§ **What to work on**: Collect from the data below each line with "true".

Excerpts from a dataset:
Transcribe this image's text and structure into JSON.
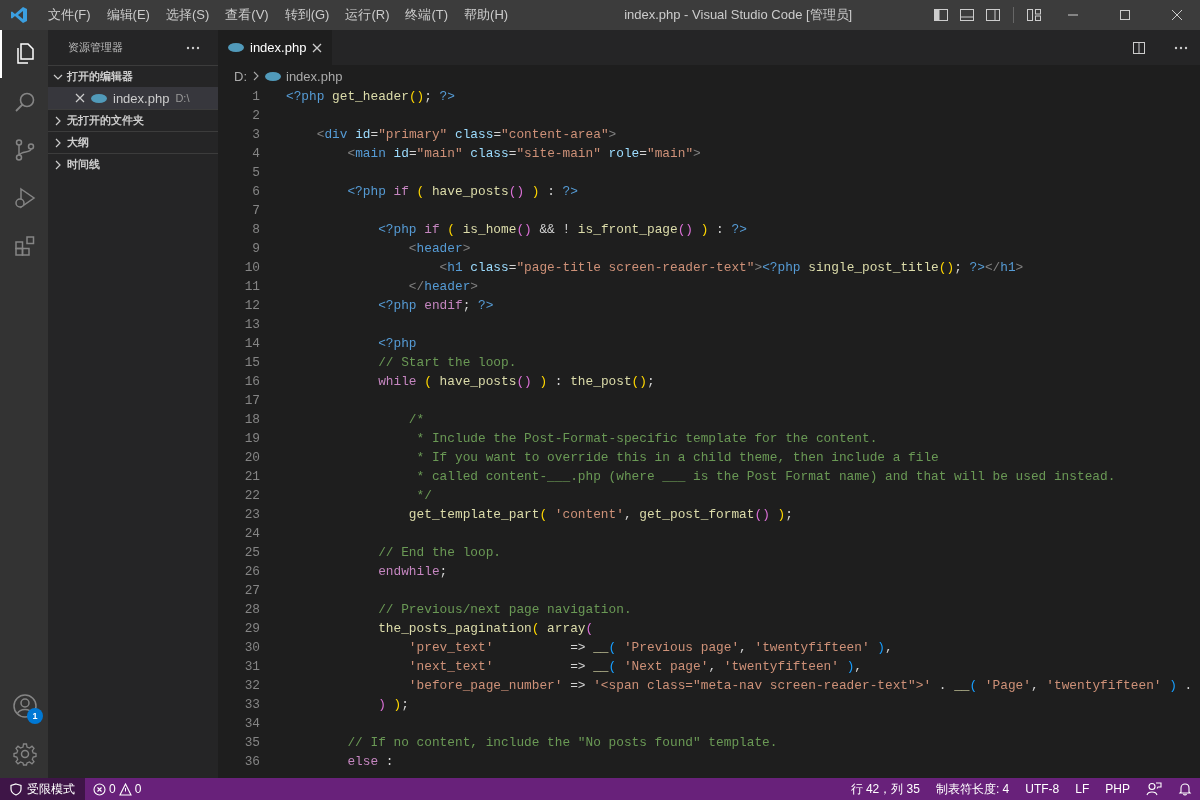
{
  "title_bar": {
    "menu": [
      "文件(F)",
      "编辑(E)",
      "选择(S)",
      "查看(V)",
      "转到(G)",
      "运行(R)",
      "终端(T)",
      "帮助(H)"
    ],
    "title": "index.php - Visual Studio Code [管理员]"
  },
  "activity_bar": {
    "account_badge": "1"
  },
  "sidebar": {
    "title": "资源管理器",
    "sections": [
      {
        "label": "打开的编辑器",
        "expanded": true,
        "items": [
          {
            "name": "index.php",
            "path": "D:\\",
            "selected": true
          }
        ]
      },
      {
        "label": "无打开的文件夹",
        "expanded": false
      },
      {
        "label": "大纲",
        "expanded": false
      },
      {
        "label": "时间线",
        "expanded": false
      }
    ]
  },
  "tabs": [
    {
      "label": "index.php",
      "selected": true
    }
  ],
  "breadcrumb": [
    "D:",
    "index.php"
  ],
  "editor": {
    "lines": [
      {
        "number": "1",
        "tokens": [
          {
            "kind": "d",
            "text": "<?php"
          },
          {
            "kind": "f",
            "text": " get_header"
          },
          {
            "kind": "y",
            "text": "()"
          },
          {
            "kind": "o",
            "text": ";"
          },
          {
            "kind": "d",
            "text": " ?>"
          }
        ]
      },
      {
        "number": "2"
      },
      {
        "number": "3",
        "tokens": [
          {
            "kind": "p",
            "text": "    <"
          },
          {
            "kind": "t",
            "text": "div"
          },
          {
            "kind": "a",
            "text": " id"
          },
          {
            "kind": "o",
            "text": "="
          },
          {
            "kind": "s",
            "text": "\"primary\""
          },
          {
            "kind": "a",
            "text": " class"
          },
          {
            "kind": "o",
            "text": "="
          },
          {
            "kind": "s",
            "text": "\"content-area\""
          },
          {
            "kind": "p",
            "text": ">"
          }
        ]
      },
      {
        "number": "4",
        "tokens": [
          {
            "kind": "p",
            "text": "        <"
          },
          {
            "kind": "t",
            "text": "main"
          },
          {
            "kind": "a",
            "text": " id"
          },
          {
            "kind": "o",
            "text": "="
          },
          {
            "kind": "s",
            "text": "\"main\""
          },
          {
            "kind": "a",
            "text": " class"
          },
          {
            "kind": "o",
            "text": "="
          },
          {
            "kind": "s",
            "text": "\"site-main\""
          },
          {
            "kind": "a",
            "text": " role"
          },
          {
            "kind": "o",
            "text": "="
          },
          {
            "kind": "s",
            "text": "\"main\""
          },
          {
            "kind": "p",
            "text": ">"
          }
        ]
      },
      {
        "number": "5"
      },
      {
        "number": "6",
        "tokens": [
          {
            "kind": "d",
            "text": "        <?php"
          },
          {
            "kind": "k",
            "text": " if"
          },
          {
            "kind": "y",
            "text": " ("
          },
          {
            "kind": "f",
            "text": " have_posts"
          },
          {
            "kind": "m",
            "text": "()"
          },
          {
            "kind": "y",
            "text": " )"
          },
          {
            "kind": "o",
            "text": " : "
          },
          {
            "kind": "d",
            "text": "?>"
          }
        ]
      },
      {
        "number": "7"
      },
      {
        "number": "8",
        "tokens": [
          {
            "kind": "d",
            "text": "            <?php"
          },
          {
            "kind": "k",
            "text": " if"
          },
          {
            "kind": "y",
            "text": " ("
          },
          {
            "kind": "f",
            "text": " is_home"
          },
          {
            "kind": "m",
            "text": "()"
          },
          {
            "kind": "o",
            "text": " && ! "
          },
          {
            "kind": "f",
            "text": "is_front_page"
          },
          {
            "kind": "m",
            "text": "()"
          },
          {
            "kind": "y",
            "text": " )"
          },
          {
            "kind": "o",
            "text": " : "
          },
          {
            "kind": "d",
            "text": "?>"
          }
        ]
      },
      {
        "number": "9",
        "tokens": [
          {
            "kind": "p",
            "text": "                <"
          },
          {
            "kind": "t",
            "text": "header"
          },
          {
            "kind": "p",
            "text": ">"
          }
        ]
      },
      {
        "number": "10",
        "tokens": [
          {
            "kind": "p",
            "text": "                    <"
          },
          {
            "kind": "t",
            "text": "h1"
          },
          {
            "kind": "a",
            "text": " class"
          },
          {
            "kind": "o",
            "text": "="
          },
          {
            "kind": "s",
            "text": "\"page-title screen-reader-text\""
          },
          {
            "kind": "p",
            "text": ">"
          },
          {
            "kind": "d",
            "text": "<?php"
          },
          {
            "kind": "f",
            "text": " single_post_title"
          },
          {
            "kind": "y",
            "text": "()"
          },
          {
            "kind": "o",
            "text": ";"
          },
          {
            "kind": "d",
            "text": " ?>"
          },
          {
            "kind": "p",
            "text": "</"
          },
          {
            "kind": "t",
            "text": "h1"
          },
          {
            "kind": "p",
            "text": ">"
          }
        ]
      },
      {
        "number": "11",
        "tokens": [
          {
            "kind": "p",
            "text": "                </"
          },
          {
            "kind": "t",
            "text": "header"
          },
          {
            "kind": "p",
            "text": ">"
          }
        ]
      },
      {
        "number": "12",
        "tokens": [
          {
            "kind": "d",
            "text": "            <?php"
          },
          {
            "kind": "k",
            "text": " endif"
          },
          {
            "kind": "o",
            "text": ";"
          },
          {
            "kind": "d",
            "text": " ?>"
          }
        ]
      },
      {
        "number": "13"
      },
      {
        "number": "14",
        "tokens": [
          {
            "kind": "d",
            "text": "            <?php"
          }
        ]
      },
      {
        "number": "15",
        "tokens": [
          {
            "kind": "c",
            "text": "            // Start the loop."
          }
        ]
      },
      {
        "number": "16",
        "tokens": [
          {
            "kind": "k",
            "text": "            while"
          },
          {
            "kind": "y",
            "text": " ("
          },
          {
            "kind": "f",
            "text": " have_posts"
          },
          {
            "kind": "m",
            "text": "()"
          },
          {
            "kind": "y",
            "text": " )"
          },
          {
            "kind": "o",
            "text": " : "
          },
          {
            "kind": "f",
            "text": "the_post"
          },
          {
            "kind": "y",
            "text": "()"
          },
          {
            "kind": "o",
            "text": ";"
          }
        ]
      },
      {
        "number": "17"
      },
      {
        "number": "18",
        "tokens": [
          {
            "kind": "c",
            "text": "                /*"
          }
        ]
      },
      {
        "number": "19",
        "tokens": [
          {
            "kind": "c",
            "text": "                 * Include the Post-Format-specific template for the content."
          }
        ]
      },
      {
        "number": "20",
        "tokens": [
          {
            "kind": "c",
            "text": "                 * If you want to override this in a child theme, then include a file"
          }
        ]
      },
      {
        "number": "21",
        "tokens": [
          {
            "kind": "c",
            "text": "                 * called content-___.php (where ___ is the Post Format name) and that will be used instead."
          }
        ]
      },
      {
        "number": "22",
        "tokens": [
          {
            "kind": "c",
            "text": "                 */"
          }
        ]
      },
      {
        "number": "23",
        "tokens": [
          {
            "kind": "f",
            "text": "                get_template_part"
          },
          {
            "kind": "y",
            "text": "("
          },
          {
            "kind": "s",
            "text": " 'content'"
          },
          {
            "kind": "o",
            "text": ", "
          },
          {
            "kind": "f",
            "text": "get_post_format"
          },
          {
            "kind": "m",
            "text": "()"
          },
          {
            "kind": "y",
            "text": " )"
          },
          {
            "kind": "o",
            "text": ";"
          }
        ]
      },
      {
        "number": "24"
      },
      {
        "number": "25",
        "tokens": [
          {
            "kind": "c",
            "text": "            // End the loop."
          }
        ]
      },
      {
        "number": "26",
        "tokens": [
          {
            "kind": "k",
            "text": "            endwhile"
          },
          {
            "kind": "o",
            "text": ";"
          }
        ]
      },
      {
        "number": "27"
      },
      {
        "number": "28",
        "tokens": [
          {
            "kind": "c",
            "text": "            // Previous/next page navigation."
          }
        ]
      },
      {
        "number": "29",
        "tokens": [
          {
            "kind": "f",
            "text": "            the_posts_pagination"
          },
          {
            "kind": "y",
            "text": "("
          },
          {
            "kind": "f",
            "text": " array"
          },
          {
            "kind": "m",
            "text": "("
          }
        ]
      },
      {
        "number": "30",
        "tokens": [
          {
            "kind": "s",
            "text": "                'prev_text'"
          },
          {
            "kind": "o",
            "text": "          => "
          },
          {
            "kind": "f",
            "text": "__"
          },
          {
            "kind": "b",
            "text": "("
          },
          {
            "kind": "s",
            "text": " 'Previous page'"
          },
          {
            "kind": "o",
            "text": ", "
          },
          {
            "kind": "s",
            "text": "'twentyfifteen'"
          },
          {
            "kind": "b",
            "text": " )"
          },
          {
            "kind": "o",
            "text": ","
          }
        ]
      },
      {
        "number": "31",
        "tokens": [
          {
            "kind": "s",
            "text": "                'next_text'"
          },
          {
            "kind": "o",
            "text": "          => "
          },
          {
            "kind": "f",
            "text": "__"
          },
          {
            "kind": "b",
            "text": "("
          },
          {
            "kind": "s",
            "text": " 'Next page'"
          },
          {
            "kind": "o",
            "text": ", "
          },
          {
            "kind": "s",
            "text": "'twentyfifteen'"
          },
          {
            "kind": "b",
            "text": " )"
          },
          {
            "kind": "o",
            "text": ","
          }
        ]
      },
      {
        "number": "32",
        "tokens": [
          {
            "kind": "s",
            "text": "                'before_page_number'"
          },
          {
            "kind": "o",
            "text": " => "
          },
          {
            "kind": "s",
            "text": "'<span class=\"meta-nav screen-reader-text\">'"
          },
          {
            "kind": "o",
            "text": " . "
          },
          {
            "kind": "f",
            "text": "__"
          },
          {
            "kind": "b",
            "text": "("
          },
          {
            "kind": "s",
            "text": " 'Page'"
          },
          {
            "kind": "o",
            "text": ", "
          },
          {
            "kind": "s",
            "text": "'twentyfifteen'"
          },
          {
            "kind": "b",
            "text": " )"
          },
          {
            "kind": "o",
            "text": " ."
          }
        ]
      },
      {
        "number": "33",
        "tokens": [
          {
            "kind": "m",
            "text": "            )"
          },
          {
            "kind": "y",
            "text": " )"
          },
          {
            "kind": "o",
            "text": ";"
          }
        ]
      },
      {
        "number": "34"
      },
      {
        "number": "35",
        "tokens": [
          {
            "kind": "c",
            "text": "        // If no content, include the \"No posts found\" template."
          }
        ]
      },
      {
        "number": "36",
        "tokens": [
          {
            "kind": "k",
            "text": "        else"
          },
          {
            "kind": "o",
            "text": " :"
          }
        ]
      }
    ]
  },
  "status_bar": {
    "restricted_mode": "受限模式",
    "errors": "0",
    "warnings": "0",
    "items": [
      "行 42，列 35",
      "制表符长度: 4",
      "UTF-8",
      "LF",
      "PHP"
    ]
  }
}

§ **Response to the task**:
        "expanded": true,
            "selected": true
      "selected": true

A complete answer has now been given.